YOUR TASK:
Every line of the data below that holds the string "icon" needs to be reported.

SUPPLIED ENTRIES:
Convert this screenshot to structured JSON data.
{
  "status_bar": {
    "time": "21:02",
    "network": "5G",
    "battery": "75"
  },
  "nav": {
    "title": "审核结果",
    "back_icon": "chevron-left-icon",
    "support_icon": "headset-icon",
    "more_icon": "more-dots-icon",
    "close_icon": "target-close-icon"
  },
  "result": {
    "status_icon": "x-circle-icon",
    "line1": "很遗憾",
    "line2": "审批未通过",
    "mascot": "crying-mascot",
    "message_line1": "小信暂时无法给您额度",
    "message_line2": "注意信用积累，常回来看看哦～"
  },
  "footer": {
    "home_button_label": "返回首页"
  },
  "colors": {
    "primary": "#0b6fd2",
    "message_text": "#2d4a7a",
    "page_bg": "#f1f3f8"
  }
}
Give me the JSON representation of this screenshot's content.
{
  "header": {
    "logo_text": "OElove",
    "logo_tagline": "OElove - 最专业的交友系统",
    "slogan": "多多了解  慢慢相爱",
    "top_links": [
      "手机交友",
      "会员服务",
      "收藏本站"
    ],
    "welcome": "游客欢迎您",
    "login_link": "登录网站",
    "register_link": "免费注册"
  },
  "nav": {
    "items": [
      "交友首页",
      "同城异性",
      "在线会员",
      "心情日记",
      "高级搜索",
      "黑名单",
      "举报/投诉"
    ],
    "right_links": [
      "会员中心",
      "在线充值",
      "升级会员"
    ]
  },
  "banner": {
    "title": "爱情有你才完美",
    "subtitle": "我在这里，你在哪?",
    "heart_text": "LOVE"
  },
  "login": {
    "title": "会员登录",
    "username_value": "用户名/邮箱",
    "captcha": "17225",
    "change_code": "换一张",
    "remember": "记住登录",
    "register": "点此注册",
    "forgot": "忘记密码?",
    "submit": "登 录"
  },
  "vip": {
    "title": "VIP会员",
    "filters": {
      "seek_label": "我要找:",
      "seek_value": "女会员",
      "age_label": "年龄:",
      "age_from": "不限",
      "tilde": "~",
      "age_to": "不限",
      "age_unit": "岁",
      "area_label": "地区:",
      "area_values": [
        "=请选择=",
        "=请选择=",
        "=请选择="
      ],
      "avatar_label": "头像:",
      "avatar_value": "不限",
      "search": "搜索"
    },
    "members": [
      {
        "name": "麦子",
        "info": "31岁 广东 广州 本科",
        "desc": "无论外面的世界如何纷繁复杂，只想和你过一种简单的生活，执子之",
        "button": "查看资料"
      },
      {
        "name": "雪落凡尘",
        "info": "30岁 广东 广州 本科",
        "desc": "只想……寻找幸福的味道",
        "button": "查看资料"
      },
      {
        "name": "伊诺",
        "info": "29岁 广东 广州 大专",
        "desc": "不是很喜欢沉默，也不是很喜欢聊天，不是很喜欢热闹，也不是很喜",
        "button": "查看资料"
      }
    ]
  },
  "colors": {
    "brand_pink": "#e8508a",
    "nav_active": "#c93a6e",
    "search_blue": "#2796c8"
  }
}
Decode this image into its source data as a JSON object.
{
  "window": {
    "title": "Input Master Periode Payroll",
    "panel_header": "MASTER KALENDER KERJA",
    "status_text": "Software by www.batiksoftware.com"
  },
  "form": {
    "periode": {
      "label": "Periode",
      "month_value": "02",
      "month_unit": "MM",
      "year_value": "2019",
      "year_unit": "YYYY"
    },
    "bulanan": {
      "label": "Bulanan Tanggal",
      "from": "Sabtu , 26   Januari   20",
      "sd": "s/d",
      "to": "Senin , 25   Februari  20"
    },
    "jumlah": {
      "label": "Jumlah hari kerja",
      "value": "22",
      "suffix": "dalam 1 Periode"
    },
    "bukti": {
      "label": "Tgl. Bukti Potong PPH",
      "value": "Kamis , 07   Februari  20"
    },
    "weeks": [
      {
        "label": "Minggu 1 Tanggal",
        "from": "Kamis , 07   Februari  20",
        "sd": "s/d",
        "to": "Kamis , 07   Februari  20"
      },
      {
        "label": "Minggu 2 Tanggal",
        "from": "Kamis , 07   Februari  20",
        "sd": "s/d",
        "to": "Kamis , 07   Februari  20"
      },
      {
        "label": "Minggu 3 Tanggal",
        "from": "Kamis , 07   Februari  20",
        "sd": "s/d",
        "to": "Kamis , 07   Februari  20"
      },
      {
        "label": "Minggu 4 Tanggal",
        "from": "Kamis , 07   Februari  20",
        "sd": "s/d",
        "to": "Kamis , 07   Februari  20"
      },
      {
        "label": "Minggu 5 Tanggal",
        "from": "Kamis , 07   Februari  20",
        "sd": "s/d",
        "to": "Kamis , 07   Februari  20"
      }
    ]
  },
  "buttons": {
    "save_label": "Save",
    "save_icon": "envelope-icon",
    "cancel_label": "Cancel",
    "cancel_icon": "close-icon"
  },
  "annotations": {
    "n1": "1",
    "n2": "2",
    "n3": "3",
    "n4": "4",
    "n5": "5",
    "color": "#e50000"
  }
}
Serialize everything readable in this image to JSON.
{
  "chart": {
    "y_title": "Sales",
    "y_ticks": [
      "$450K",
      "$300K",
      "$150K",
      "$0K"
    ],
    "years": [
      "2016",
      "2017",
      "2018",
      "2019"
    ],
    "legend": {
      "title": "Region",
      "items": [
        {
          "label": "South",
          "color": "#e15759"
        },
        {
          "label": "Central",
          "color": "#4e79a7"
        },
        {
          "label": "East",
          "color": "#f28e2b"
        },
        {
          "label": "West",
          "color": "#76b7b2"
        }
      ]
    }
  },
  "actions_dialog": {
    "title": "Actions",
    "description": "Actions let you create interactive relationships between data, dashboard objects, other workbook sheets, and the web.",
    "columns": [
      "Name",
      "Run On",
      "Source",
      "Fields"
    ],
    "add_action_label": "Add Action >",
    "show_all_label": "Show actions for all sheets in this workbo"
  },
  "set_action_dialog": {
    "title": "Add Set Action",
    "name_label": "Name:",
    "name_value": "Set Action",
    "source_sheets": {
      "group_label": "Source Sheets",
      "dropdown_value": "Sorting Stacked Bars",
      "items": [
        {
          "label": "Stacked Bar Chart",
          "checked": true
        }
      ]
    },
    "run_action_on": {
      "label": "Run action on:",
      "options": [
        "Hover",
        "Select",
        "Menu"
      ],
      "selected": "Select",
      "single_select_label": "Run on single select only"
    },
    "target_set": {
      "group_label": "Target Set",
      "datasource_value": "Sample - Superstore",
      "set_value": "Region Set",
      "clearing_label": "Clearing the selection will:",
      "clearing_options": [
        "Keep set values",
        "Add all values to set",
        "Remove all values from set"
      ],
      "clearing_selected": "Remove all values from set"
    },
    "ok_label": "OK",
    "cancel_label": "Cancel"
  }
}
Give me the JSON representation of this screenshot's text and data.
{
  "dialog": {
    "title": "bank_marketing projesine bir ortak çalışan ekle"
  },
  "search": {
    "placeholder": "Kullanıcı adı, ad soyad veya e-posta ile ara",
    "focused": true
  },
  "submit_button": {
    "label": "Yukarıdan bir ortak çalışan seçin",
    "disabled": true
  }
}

EXPECTED OUTPUT:
    "back_icon": "chevron-left-icon",
    "support_icon": "headset-icon",
    "more_icon": "more-dots-icon",
    "close_icon": "target-close-icon"
    "status_icon": "x-circle-icon",
    "save_icon": "envelope-icon",
    "cancel_icon": "close-icon"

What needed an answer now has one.